Reporters in the room were taken aback at the astounding remark, which was later the subject of bipartisan backlash. Among them was NBC News' Katy Tur, who asked Trump whether he had "any qualms about asking a foreign government, Russia, China, anybody, to hack into a system of anybody's in this country."
Trump's roundabout response didn't do it for Tur, who kept pressing on. "Does that not give you pause?" she asked.
"No... Hey, you know what gives me more pause, that a person in our government, crooked Hillary Clinton — here's what gives me more pause," Trump said, drowning out Tur's attempt at follow-ups. "Be quiet, I know you want to, you know — save her."
In a press conference ripe with disquieting statements, Trump asking a female journalist to "be quiet" is not so much shocking as it is distasteful. The man, after all, has a long record of making misogynistic comments about women.
For many professional women, being talked down to is sadly not unfamiliar. Female scientists have experienced it. Female editors have seen it. Even Serena Williams has been at the receiving end of sexist remarks about her success.
In light of yet another example of blatant sexism from a male public figure, we've reached out to a diverse group of women working in media to respond to Trump's request by explaining why they, like Tur, are decidedly refusing to be quiet.
1. "Because the hard questions need to be asked, even if you're afraid to answer them."
2. "Because well-behaved women seldom make history."
3. "Because I will not silence parts of myself so you can feel comfortable."
4. "Because women are a driving force for change in societies around the world and deserve to be heard and respected."
5. "Because for generations before us, female journalists have fought for the right to have their voices heard and be taken seriously, and it would be an insult to those women to remain silent."
6. "Because I'm looking out for people."
7. "Because women didn't always have a right to shape the narratives that matter in our country — I'm not about to waste mine."
8. "Because the only way to combat Trump's hateful propaganda is by spreading the truth."
9. "Because too many women still live in a world that doesn't allow their voices to be heard.
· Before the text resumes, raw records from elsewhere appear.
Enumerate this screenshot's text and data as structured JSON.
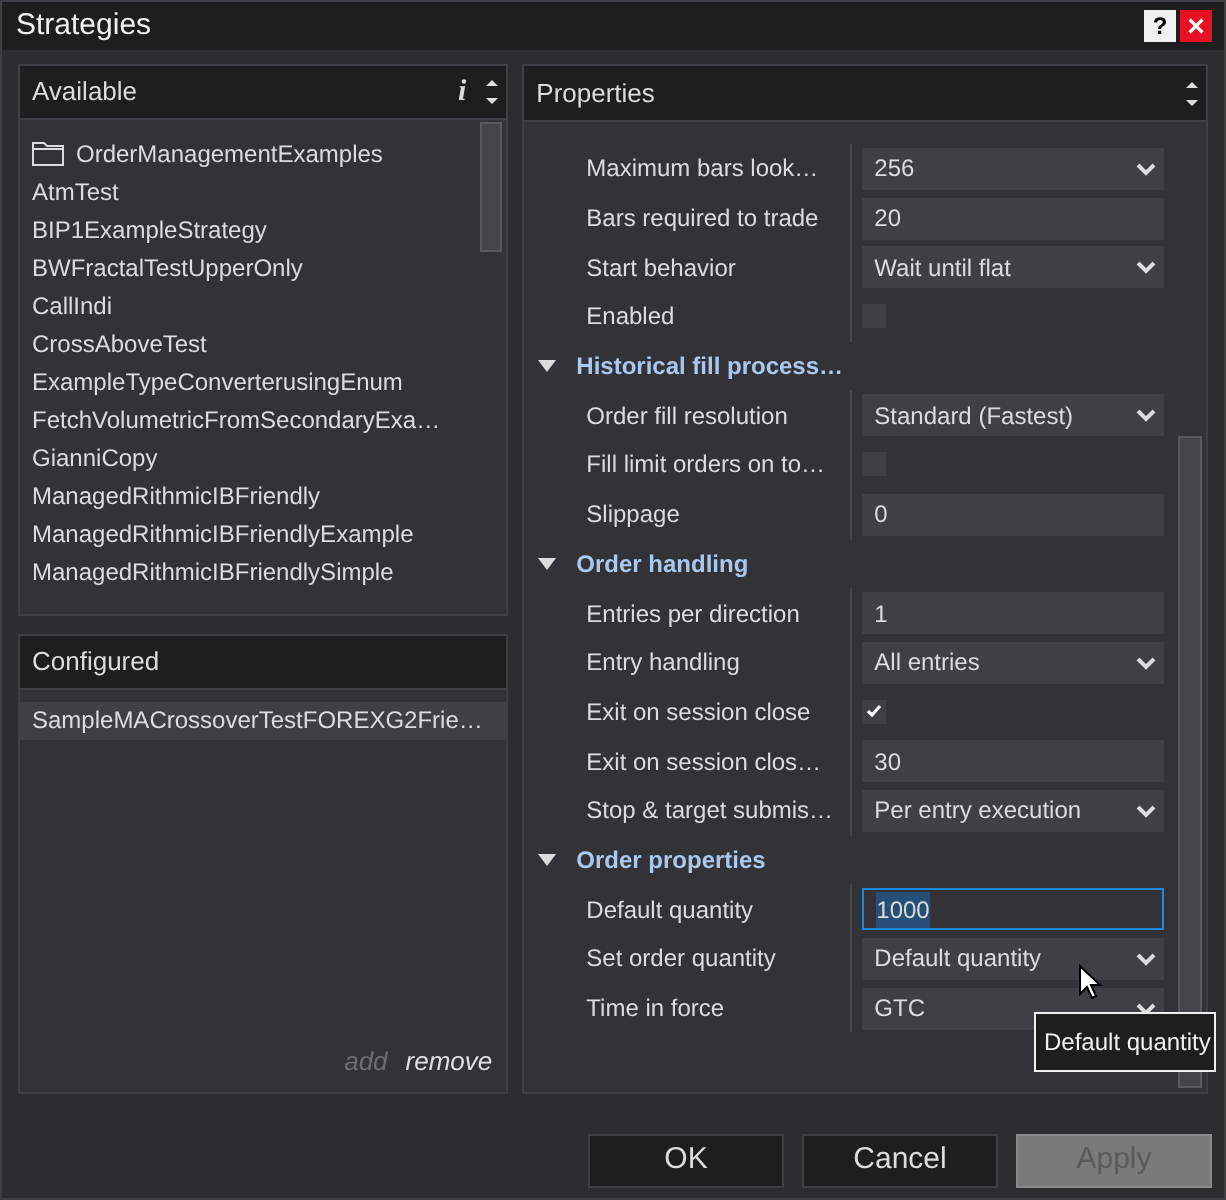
{
  "window": {
    "title": "Strategies",
    "help_button": "?",
    "close_button": "×"
  },
  "available": {
    "header": "Available",
    "info": "i",
    "items": [
      {
        "kind": "folder",
        "label": "OrderManagementExamples"
      },
      {
        "kind": "strategy",
        "label": "AtmTest"
      },
      {
        "kind": "strategy",
        "label": "BIP1ExampleStrategy"
      },
      {
        "kind": "strategy",
        "label": "BWFractalTestUpperOnly"
      },
      {
        "kind": "strategy",
        "label": "CallIndi"
      },
      {
        "kind": "strategy",
        "label": "CrossAboveTest"
      },
      {
        "kind": "strategy",
        "label": "ExampleTypeConverterusingEnum"
      },
      {
        "kind": "strategy",
        "label": "FetchVolumetricFromSecondaryExa…"
      },
      {
        "kind": "strategy",
        "label": "GianniCopy"
      },
      {
        "kind": "strategy",
        "label": "ManagedRithmicIBFriendly"
      },
      {
        "kind": "strategy",
        "label": "ManagedRithmicIBFriendlyExample"
      },
      {
        "kind": "strategy",
        "label": "ManagedRithmicIBFriendlySimple"
      }
    ]
  },
  "configured": {
    "header": "Configured",
    "items": [
      {
        "label": "SampleMACrossoverTestFOREXG2Frie…",
        "selected": true
      }
    ],
    "actions": [
      {
        "label": "add",
        "disabled": true
      },
      {
        "label": "remove",
        "disabled": false
      }
    ]
  },
  "properties": {
    "header": "Properties",
    "rows": [
      {
        "kind": "dropdown",
        "label": "Maximum bars look…",
        "value": "256",
        "focused": false
      },
      {
        "kind": "text",
        "label": "Bars required to trade",
        "value": "20",
        "focused": false
      },
      {
        "kind": "dropdown",
        "label": "Start behavior",
        "value": "Wait until flat",
        "focused": false
      },
      {
        "kind": "checkbox",
        "label": "Enabled",
        "checked": false
      },
      {
        "kind": "category",
        "label": "Historical fill process…",
        "expanded": true
      },
      {
        "kind": "dropdown",
        "label": "Order fill resolution",
        "value": "Standard (Fastest)",
        "focused": false
      },
      {
        "kind": "checkbox",
        "label": "Fill limit orders on to…",
        "checked": false
      },
      {
        "kind": "text",
        "label": "Slippage",
        "value": "0",
        "focused": false
      },
      {
        "kind": "category",
        "label": "Order handling",
        "expanded": true
      },
      {
        "kind": "text",
        "label": "Entries per direction",
        "value": "1",
        "focused": false
      },
      {
        "kind": "dropdown",
        "label": "Entry handling",
        "value": "All entries",
        "focused": false
      },
      {
        "kind": "checkbox",
        "label": "Exit on session close",
        "checked": true
      },
      {
        "kind": "text",
        "label": "Exit on session clos…",
        "value": "30",
        "focused": false
      },
      {
        "kind": "dropdown",
        "label": "Stop & target submis…",
        "value": "Per entry execution",
        "focused": false
      },
      {
        "kind": "category",
        "label": "Order properties",
        "expanded": true
      },
      {
        "kind": "text",
        "label": "Default quantity",
        "value": "1000",
        "focused": true
      },
      {
        "kind": "dropdown",
        "label": "Set order quantity",
        "value": "Default quantity",
        "focused": false
      },
      {
        "kind": "dropdown",
        "label": "Time in force",
        "value": "GTC",
        "focused": false
      }
    ]
  },
  "tooltip": "Default quantity",
  "buttons": [
    {
      "label": "OK",
      "disabled": false
    },
    {
      "label": "Cancel",
      "disabled": false
    },
    {
      "label": "Apply",
      "disabled": true
    }
  ]
}
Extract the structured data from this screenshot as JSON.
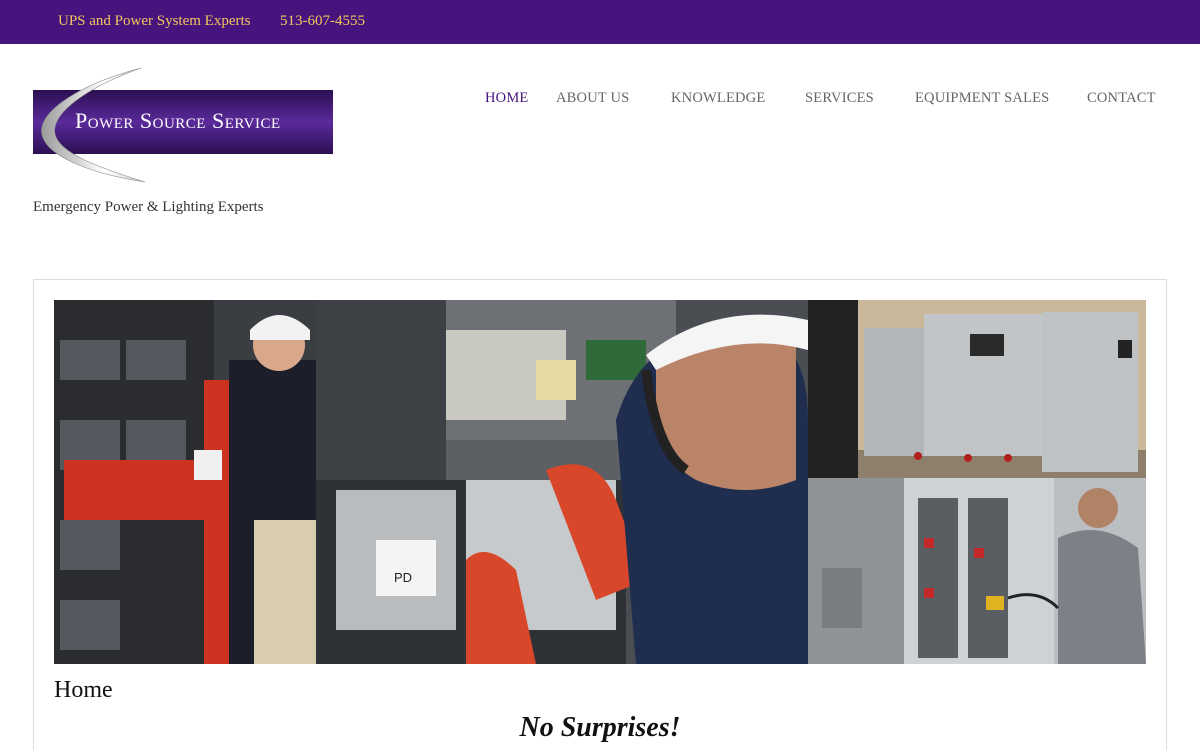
{
  "topbar": {
    "tagline": "UPS and Power System Experts",
    "phone": "513-607-4555"
  },
  "brand": {
    "name": "Power Source Service",
    "description": "Emergency Power & Lighting Experts"
  },
  "nav": {
    "items": [
      {
        "label": "HOME",
        "active": true
      },
      {
        "label": "ABOUT US",
        "active": false
      },
      {
        "label": "KNOWLEDGE",
        "active": false
      },
      {
        "label": "SERVICES",
        "active": false
      },
      {
        "label": "EQUIPMENT SALES",
        "active": false
      },
      {
        "label": "CONTACT",
        "active": false
      }
    ]
  },
  "hero": {
    "battery_label": "PD"
  },
  "page": {
    "title": "Home",
    "slogan": "No Surprises!"
  },
  "colors": {
    "brand_purple": "#47147e",
    "tagline_gold": "#f2c75c",
    "nav_text": "#666666"
  }
}
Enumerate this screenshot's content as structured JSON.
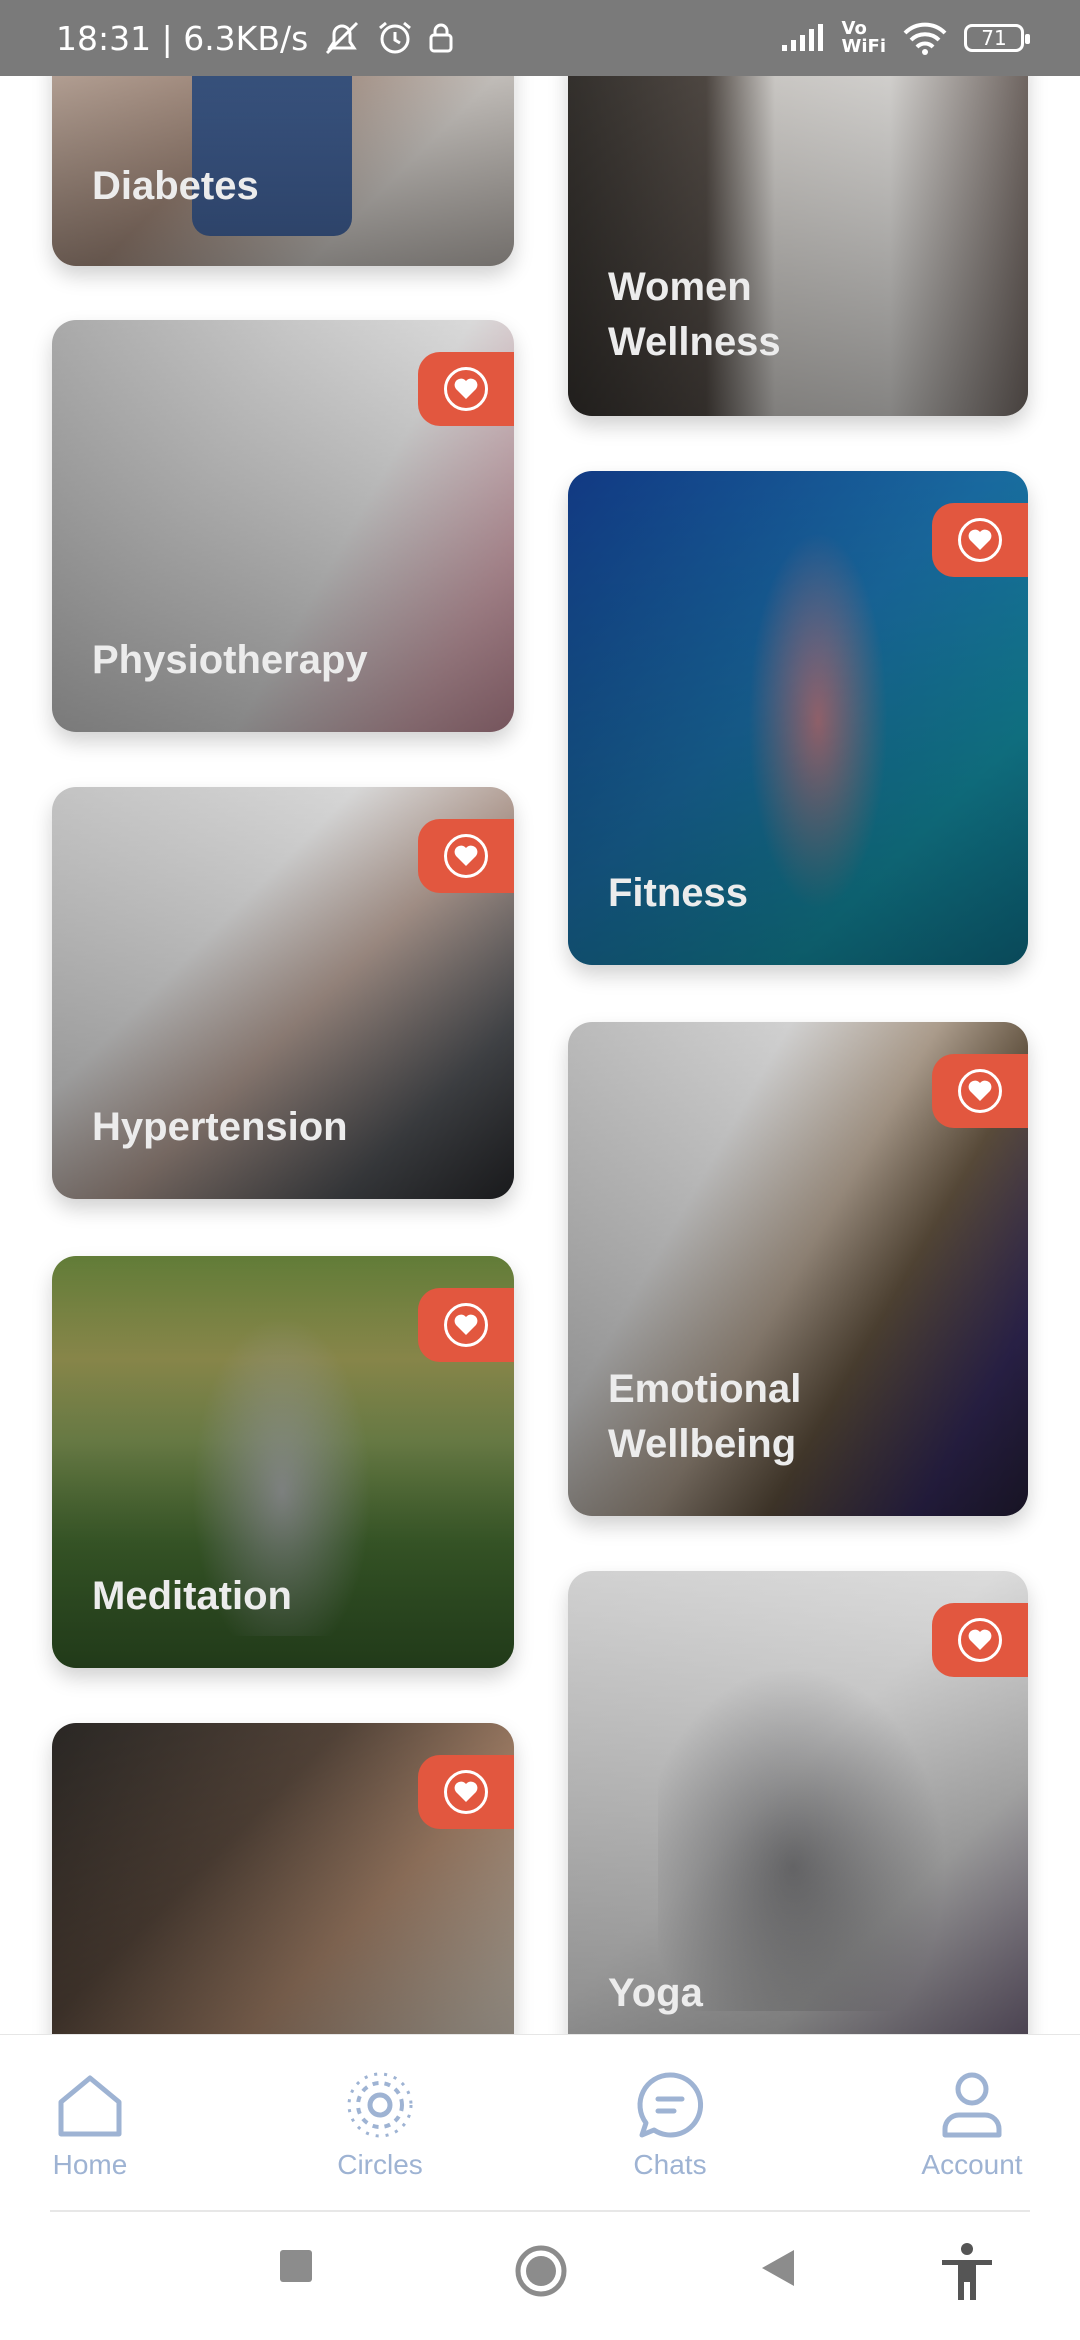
{
  "status_bar": {
    "time_speed": "18:31 | 6.3KB/s",
    "network_label": "Vo\nWiFi",
    "battery": "71"
  },
  "cards": [
    {
      "label": "Diabetes",
      "favorite": false
    },
    {
      "label": "Women\nWellness",
      "favorite": false
    },
    {
      "label": "Physiotherapy",
      "favorite": true
    },
    {
      "label": "Fitness",
      "favorite": true
    },
    {
      "label": "Hypertension",
      "favorite": true
    },
    {
      "label": "Emotional\nWellbeing",
      "favorite": true
    },
    {
      "label": "Meditation",
      "favorite": true
    },
    {
      "label": "",
      "favorite": true
    },
    {
      "label": "Yoga",
      "favorite": true
    }
  ],
  "bottom_nav": {
    "items": [
      {
        "label": "Home",
        "icon": "home-icon"
      },
      {
        "label": "Circles",
        "icon": "circles-icon"
      },
      {
        "label": "Chats",
        "icon": "chat-icon"
      },
      {
        "label": "Account",
        "icon": "account-icon"
      }
    ]
  },
  "colors": {
    "accent": "#e2573f",
    "nav_icon": "#9eb3d3",
    "status_bar": "#7a7a7a"
  }
}
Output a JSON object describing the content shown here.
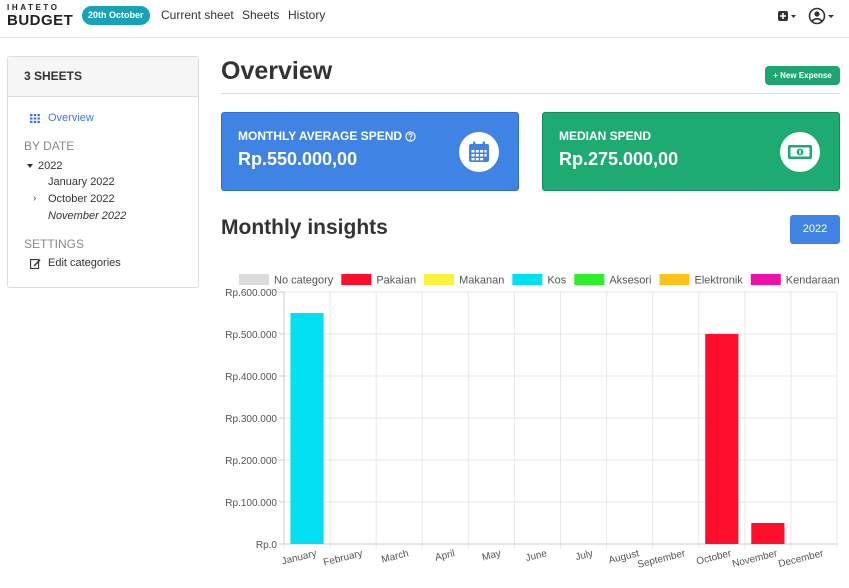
{
  "nav": {
    "logo_top": "IHATETO",
    "logo_bottom": "BUDGET",
    "date_badge": "20th October",
    "links": [
      "Current sheet",
      "Sheets",
      "History"
    ]
  },
  "sidebar": {
    "header": "3 SHEETS",
    "overview_label": "Overview",
    "by_date_label": "BY DATE",
    "year": "2022",
    "months": [
      "January 2022",
      "October 2022",
      "November 2022"
    ],
    "settings_label": "SETTINGS",
    "edit_categories_label": "Edit categories"
  },
  "main": {
    "title": "Overview",
    "new_expense_label": "New Expense",
    "cards": {
      "average": {
        "label": "MONTHLY AVERAGE SPEND",
        "value": "Rp.550.000,00",
        "icon": "calendar-icon",
        "color": "#3f84e5"
      },
      "median": {
        "label": "MEDIAN SPEND",
        "value": "Rp.275.000,00",
        "icon": "money-icon",
        "color": "#1eab72"
      }
    },
    "insights_title": "Monthly insights",
    "year_button": "2022"
  },
  "chart_data": {
    "type": "bar",
    "categories": [
      "January",
      "February",
      "March",
      "April",
      "May",
      "June",
      "July",
      "August",
      "September",
      "October",
      "November",
      "December"
    ],
    "series": [
      {
        "name": "No category",
        "color": "#dcdcdc",
        "values": [
          0,
          0,
          0,
          0,
          0,
          0,
          0,
          0,
          0,
          0,
          0,
          0
        ]
      },
      {
        "name": "Pakaian",
        "color": "#ff0d2a",
        "values": [
          0,
          0,
          0,
          0,
          0,
          0,
          0,
          0,
          0,
          500000,
          50000,
          0
        ]
      },
      {
        "name": "Makanan",
        "color": "#f8f23a",
        "values": [
          0,
          0,
          0,
          0,
          0,
          0,
          0,
          0,
          0,
          0,
          0,
          0
        ]
      },
      {
        "name": "Kos",
        "color": "#00e0f0",
        "values": [
          550000,
          0,
          0,
          0,
          0,
          0,
          0,
          0,
          0,
          0,
          0,
          0
        ]
      },
      {
        "name": "Aksesori",
        "color": "#2df02a",
        "values": [
          0,
          0,
          0,
          0,
          0,
          0,
          0,
          0,
          0,
          0,
          0,
          0
        ]
      },
      {
        "name": "Elektronik",
        "color": "#ffc21a",
        "values": [
          0,
          0,
          0,
          0,
          0,
          0,
          0,
          0,
          0,
          0,
          0,
          0
        ]
      },
      {
        "name": "Kendaraan",
        "color": "#ee10a8",
        "values": [
          0,
          0,
          0,
          0,
          0,
          0,
          0,
          0,
          0,
          0,
          0,
          0
        ]
      }
    ],
    "ylim": [
      0,
      600000
    ],
    "y_ticks": [
      "Rp.0",
      "Rp.100.000",
      "Rp.200.000",
      "Rp.300.000",
      "Rp.400.000",
      "Rp.500.000",
      "Rp.600.000"
    ],
    "legend_position": "top",
    "grid": true
  }
}
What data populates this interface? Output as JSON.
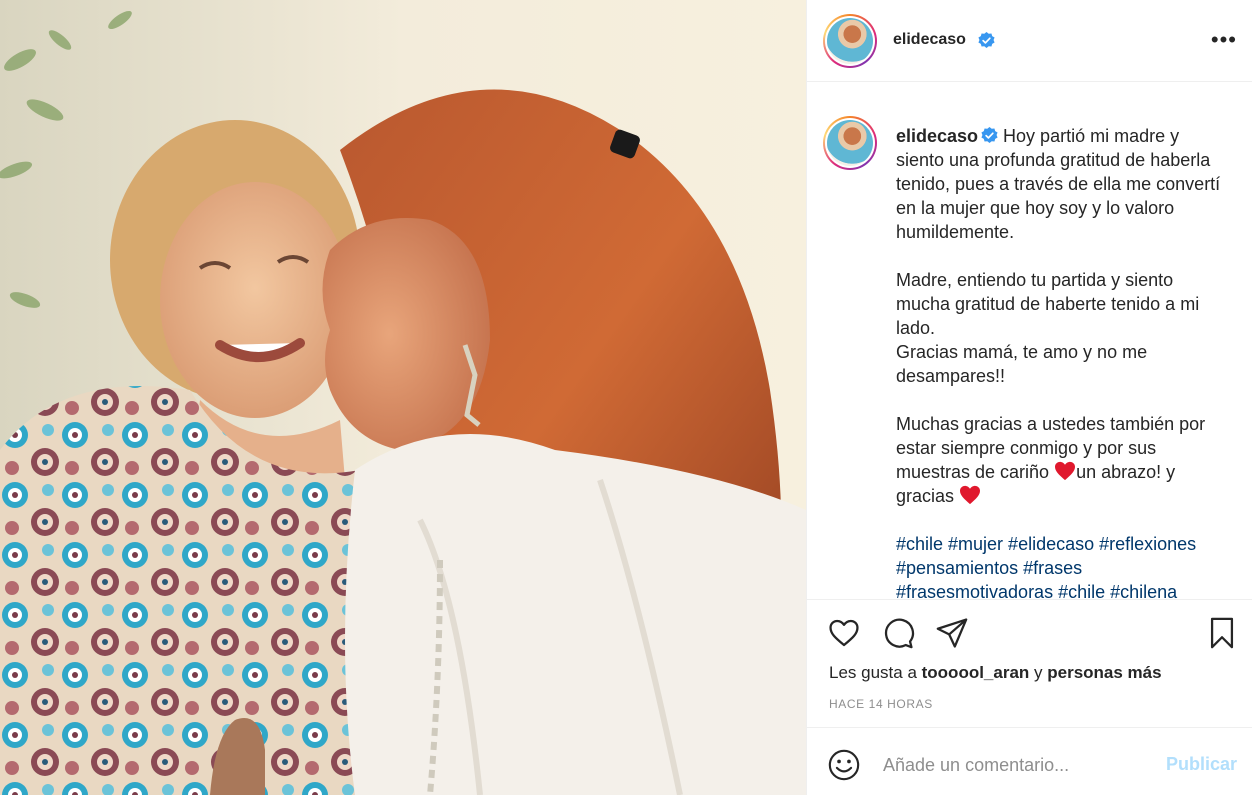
{
  "post": {
    "username": "elidecaso",
    "verified": true,
    "more_icon": "more-horizontal-icon"
  },
  "caption": {
    "username": "elidecaso",
    "paragraphs": [
      "Hoy partió mi madre y siento una profunda gratitud de haberla tenido, pues a través de ella me convertí en la mujer que hoy soy y lo valoro humildemente.",
      "Madre, entiendo tu partida y siento mucha gratitud de haberte tenido a mi lado.",
      "Gracias mamá, te amo y no me desampares!!",
      "Muchas gracias a ustedes también por estar siempre conmigo y por sus muestras de cariño",
      "un abrazo! y gracias"
    ],
    "hashtags": "#chile #mujer #elidecaso #reflexiones #pensamientos #frases #frasesmotivadoras #chile #chilena"
  },
  "actions": {
    "like_icon": "heart-outline-icon",
    "comment_icon": "comment-bubble-icon",
    "share_icon": "paper-plane-icon",
    "save_icon": "bookmark-icon"
  },
  "likes": {
    "prefix": "Les gusta a ",
    "user": "toooool_aran",
    "middle": " y ",
    "others": "personas más"
  },
  "timestamp": "HACE 14 HORAS",
  "comment": {
    "emoji_icon": "smiley-face-icon",
    "placeholder": "Añade un comentario...",
    "publish_label": "Publicar"
  },
  "colors": {
    "link": "#00376b",
    "publish_disabled": "#b2dffc",
    "verified": "#3897f0",
    "heart": "#e0182d"
  }
}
I will speak up for the silenced women who came before me."
10. "I refuse to be quiet because I have the intelligence, experience and talent to educate and create positive change."
11. "Because my voice is powerful, loud, and able to change the world (or at least one person's mind)."
12. "Because women in this industry are still (STILL!!!) underrepresented. A recent study from Women’s Media Center found that men account for 62 percent of bylines and other credits in print, internet, TV, and wire news, so if anything, we need to be even louder to make sure our voices are heard."
13. "Because diversity of thought matters."
14. "Because our voices are our most powerful assets to elicit change."
15. "Because it's the female perspective — from years of societal expectations to be a mother, wife and wage earner who is expected to do it all, do it well and without much support and less pay — that can raise different questions that many men could and would never think of."
16. "Because my voice contributes to the diversity and the beauty of America, not tear it apart with hatred."
Jihye Lee, Freelance Journalist
17. "Because speaking up is what got me here."
18. "Because I'm not some meek little girl holding a big camera. I can outshoot, produce and edit any man. Nothing will stop me from getting the story."
19. "Because as a new mom, I want to show my daughter and all the other little girls out there that they DO have a voice and that they too should refuse to be quiet."
Mr. Trump, we hope you're listening.